▶ **EXERCISE REQUIREMENTS**
What is needed is an exact copy of every record.

▶ **Dataset rows for apps and sites**

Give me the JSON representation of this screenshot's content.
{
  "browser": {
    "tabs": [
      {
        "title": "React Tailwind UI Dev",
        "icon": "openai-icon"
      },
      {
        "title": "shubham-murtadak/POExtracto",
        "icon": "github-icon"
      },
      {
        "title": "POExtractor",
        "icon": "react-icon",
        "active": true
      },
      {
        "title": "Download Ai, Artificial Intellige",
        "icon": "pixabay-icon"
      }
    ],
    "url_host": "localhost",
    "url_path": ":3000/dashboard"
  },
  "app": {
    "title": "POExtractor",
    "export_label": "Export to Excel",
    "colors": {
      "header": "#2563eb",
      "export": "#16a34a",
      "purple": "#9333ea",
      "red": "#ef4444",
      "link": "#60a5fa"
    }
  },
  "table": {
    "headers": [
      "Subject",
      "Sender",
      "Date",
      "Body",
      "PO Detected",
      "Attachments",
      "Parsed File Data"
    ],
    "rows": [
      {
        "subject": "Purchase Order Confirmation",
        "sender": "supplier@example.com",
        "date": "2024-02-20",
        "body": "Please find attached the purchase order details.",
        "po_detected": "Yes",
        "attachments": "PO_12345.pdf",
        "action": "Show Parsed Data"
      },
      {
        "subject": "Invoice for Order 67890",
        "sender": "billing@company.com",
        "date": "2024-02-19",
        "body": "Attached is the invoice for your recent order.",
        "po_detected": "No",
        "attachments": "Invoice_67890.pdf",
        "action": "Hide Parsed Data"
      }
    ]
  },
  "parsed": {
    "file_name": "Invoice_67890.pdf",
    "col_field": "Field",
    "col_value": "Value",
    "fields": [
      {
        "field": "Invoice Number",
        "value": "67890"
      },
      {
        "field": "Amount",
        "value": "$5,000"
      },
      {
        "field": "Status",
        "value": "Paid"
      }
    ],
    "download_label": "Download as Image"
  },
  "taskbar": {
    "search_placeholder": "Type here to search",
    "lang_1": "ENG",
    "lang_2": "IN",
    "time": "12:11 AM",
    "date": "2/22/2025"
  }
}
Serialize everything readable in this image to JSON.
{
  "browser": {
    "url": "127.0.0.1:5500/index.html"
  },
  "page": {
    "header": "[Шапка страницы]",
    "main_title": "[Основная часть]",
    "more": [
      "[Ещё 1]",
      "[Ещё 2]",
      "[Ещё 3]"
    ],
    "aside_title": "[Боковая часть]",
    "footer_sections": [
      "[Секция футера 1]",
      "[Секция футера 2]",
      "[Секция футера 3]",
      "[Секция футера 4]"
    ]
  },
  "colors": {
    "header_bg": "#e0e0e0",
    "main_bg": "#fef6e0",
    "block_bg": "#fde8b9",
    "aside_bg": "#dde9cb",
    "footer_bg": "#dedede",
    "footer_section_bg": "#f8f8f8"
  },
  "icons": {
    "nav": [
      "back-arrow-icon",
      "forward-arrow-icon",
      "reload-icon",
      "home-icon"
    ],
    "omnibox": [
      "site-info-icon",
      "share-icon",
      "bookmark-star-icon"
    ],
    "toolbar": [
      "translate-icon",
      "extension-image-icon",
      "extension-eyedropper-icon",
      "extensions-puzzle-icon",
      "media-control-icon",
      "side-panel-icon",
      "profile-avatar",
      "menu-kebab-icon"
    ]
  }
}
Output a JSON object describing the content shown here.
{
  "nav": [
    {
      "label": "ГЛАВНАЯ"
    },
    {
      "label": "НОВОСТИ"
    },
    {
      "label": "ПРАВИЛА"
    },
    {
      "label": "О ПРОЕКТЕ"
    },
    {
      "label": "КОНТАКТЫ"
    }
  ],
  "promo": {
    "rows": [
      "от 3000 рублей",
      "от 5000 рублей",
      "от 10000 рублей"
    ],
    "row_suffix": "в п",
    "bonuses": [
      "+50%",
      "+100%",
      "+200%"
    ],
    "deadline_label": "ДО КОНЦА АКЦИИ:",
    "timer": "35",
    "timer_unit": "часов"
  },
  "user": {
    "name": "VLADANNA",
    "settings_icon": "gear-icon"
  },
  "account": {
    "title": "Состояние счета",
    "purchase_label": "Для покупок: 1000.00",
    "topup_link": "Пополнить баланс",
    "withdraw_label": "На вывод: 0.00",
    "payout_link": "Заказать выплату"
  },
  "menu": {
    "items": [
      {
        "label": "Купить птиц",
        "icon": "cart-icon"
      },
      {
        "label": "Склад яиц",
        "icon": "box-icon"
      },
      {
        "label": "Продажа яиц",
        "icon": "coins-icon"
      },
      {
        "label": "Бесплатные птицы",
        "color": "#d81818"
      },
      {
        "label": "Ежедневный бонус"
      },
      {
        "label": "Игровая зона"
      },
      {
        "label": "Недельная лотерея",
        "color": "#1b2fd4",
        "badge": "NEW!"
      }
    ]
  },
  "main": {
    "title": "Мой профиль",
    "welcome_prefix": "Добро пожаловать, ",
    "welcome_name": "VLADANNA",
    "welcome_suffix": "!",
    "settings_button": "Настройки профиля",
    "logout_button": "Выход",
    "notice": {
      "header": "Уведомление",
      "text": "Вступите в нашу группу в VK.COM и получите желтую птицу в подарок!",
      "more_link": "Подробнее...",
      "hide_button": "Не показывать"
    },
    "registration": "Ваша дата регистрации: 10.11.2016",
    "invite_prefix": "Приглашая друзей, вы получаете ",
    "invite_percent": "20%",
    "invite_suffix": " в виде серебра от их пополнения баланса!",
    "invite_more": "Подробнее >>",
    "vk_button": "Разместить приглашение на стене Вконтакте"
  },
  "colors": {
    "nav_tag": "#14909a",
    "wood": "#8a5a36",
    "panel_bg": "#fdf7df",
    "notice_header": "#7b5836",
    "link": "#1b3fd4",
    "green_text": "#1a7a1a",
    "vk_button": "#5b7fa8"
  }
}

▶ **RESULT**
Give me the JSON representation of this screenshot's content.
{
  "browser": {
    "tabs": [
      {
        "title": "React Tailwind UI Dev",
        "icon": "openai-icon"
      },
      {
        "title": "shubham-murtadak/POExtracto",
        "icon": "github-icon"
      },
      {
        "title": "POExtractor",
        "icon": "react-icon",
        "active": true
      },
      {
        "title": "Download Ai, Artificial Intellige",
        "icon": "pixabay-icon"
      }
    ],
    "url_host": "localhost",
    "url_path": ":3000/dashboard"
  },
  "app": {
    "title": "POExtractor",
    "export_label": "Export to Excel",
    "colors": {
      "header": "#2563eb",
      "export": "#16a34a",
      "purple": "#9333ea",
      "red": "#ef4444",
      "link": "#60a5fa"
    }
  },
  "table": {
    "headers": [
      "Subject",
      "Sender",
      "Date",
      "Body",
      "PO Detected",
      "Attachments",
      "Parsed File Data"
    ],
    "rows": [
      {
        "subject": "Purchase Order Confirmation",
        "sender": "supplier@example.com",
        "date": "2024-02-20",
        "body": "Please find attached the purchase order details.",
        "po_detected": "Yes",
        "attachments": "PO_12345.pdf",
        "action": "Show Parsed Data"
      },
      {
        "subject": "Invoice for Order 67890",
        "sender": "billing@company.com",
        "date": "2024-02-19",
        "body": "Attached is the invoice for your recent order.",
        "po_detected": "No",
        "attachments": "Invoice_67890.pdf",
        "action": "Hide Parsed Data"
      }
    ]
  },
  "parsed": {
    "file_name": "Invoice_67890.pdf",
    "col_field": "Field",
    "col_value": "Value",
    "fields": [
      {
        "field": "Invoice Number",
        "value": "67890"
      },
      {
        "field": "Amount",
        "value": "$5,000"
      },
      {
        "field": "Status",
        "value": "Paid"
      }
    ],
    "download_label": "Download as Image"
  },
  "taskbar": {
    "search_placeholder": "Type here to search",
    "lang_1": "ENG",
    "lang_2": "IN",
    "time": "12:11 AM",
    "date": "2/22/2025"
  }
}
Serialize everything readable in this image to JSON.
{
  "browser": {
    "url": "127.0.0.1:5500/index.html"
  },
  "page": {
    "header": "[Шапка страницы]",
    "main_title": "[Основная часть]",
    "more": [
      "[Ещё 1]",
      "[Ещё 2]",
      "[Ещё 3]"
    ],
    "aside_title": "[Боковая часть]",
    "footer_sections": [
      "[Секция футера 1]",
      "[Секция футера 2]",
      "[Секция футера 3]",
      "[Секция футера 4]"
    ]
  },
  "colors": {
    "header_bg": "#e0e0e0",
    "main_bg": "#fef6e0",
    "block_bg": "#fde8b9",
    "aside_bg": "#dde9cb",
    "footer_bg": "#dedede",
    "footer_section_bg": "#f8f8f8"
  },
  "icons": {
    "nav": [
      "back-arrow-icon",
      "forward-arrow-icon",
      "reload-icon",
      "home-icon"
    ],
    "omnibox": [
      "site-info-icon",
      "share-icon",
      "bookmark-star-icon"
    ],
    "toolbar": [
      "translate-icon",
      "extension-image-icon",
      "extension-eyedropper-icon",
      "extensions-puzzle-icon",
      "media-control-icon",
      "side-panel-icon",
      "profile-avatar",
      "menu-kebab-icon"
    ]
  }
}
Output a JSON object describing the content shown here.
{
  "nav": [
    {
      "label": "ГЛАВНАЯ"
    },
    {
      "label": "НОВОСТИ"
    },
    {
      "label": "ПРАВИЛА"
    },
    {
      "label": "О ПРОЕКТЕ"
    },
    {
      "label": "КОНТАКТЫ"
    }
  ],
  "promo": {
    "rows": [
      "от 3000 рублей",
      "от 5000 рублей",
      "от 10000 рублей"
    ],
    "row_suffix": "в п",
    "bonuses": [
      "+50%",
      "+100%",
      "+200%"
    ],
    "deadline_label": "ДО КОНЦА АКЦИИ:",
    "timer": "35",
    "timer_unit": "часов"
  },
  "user": {
    "name": "VLADANNA",
    "settings_icon": "gear-icon"
  },
  "account": {
    "title": "Состояние счета",
    "purchase_label": "Для покупок: 1000.00",
    "topup_link": "Пополнить баланс",
    "withdraw_label": "На вывод: 0.00",
    "payout_link": "Заказать выплату"
  },
  "menu": {
    "items": [
      {
        "label": "Купить птиц",
        "icon": "cart-icon"
      },
      {
        "label": "Склад яиц",
        "icon": "box-icon"
      },
      {
        "label": "Продажа яиц",
        "icon": "coins-icon"
      },
      {
        "label": "Бесплатные птицы",
        "color": "#d81818"
      },
      {
        "label": "Ежедневный бонус"
      },
      {
        "label": "Игровая зона"
      },
      {
        "label": "Недельная лотерея",
        "color": "#1b2fd4",
        "badge": "NEW!"
      }
    ]
  },
  "main": {
    "title": "Мой профиль",
    "welcome_prefix": "Добро пожаловать, ",
    "welcome_name": "VLADANNA",
    "welcome_suffix": "!",
    "settings_button": "Настройки профиля",
    "logout_button": "Выход",
    "notice": {
      "header": "Уведомление",
      "text": "Вступите в нашу группу в VK.COM и получите желтую птицу в подарок!",
      "more_link": "Подробнее...",
      "hide_button": "Не показывать"
    },
    "registration": "Ваша дата регистрации: 10.11.2016",
    "invite_prefix": "Приглашая друзей, вы получаете ",
    "invite_percent": "20%",
    "invite_suffix": " в виде серебра от их пополнения баланса!",
    "invite_more": "Подробнее >>",
    "vk_button": "Разместить приглашение на стене Вконтакте"
  },
  "colors": {
    "nav_tag": "#14909a",
    "wood": "#8a5a36",
    "panel_bg": "#fdf7df",
    "notice_header": "#7b5836",
    "link": "#1b3fd4",
    "green_text": "#1a7a1a",
    "vk_button": "#5b7fa8"
  }
}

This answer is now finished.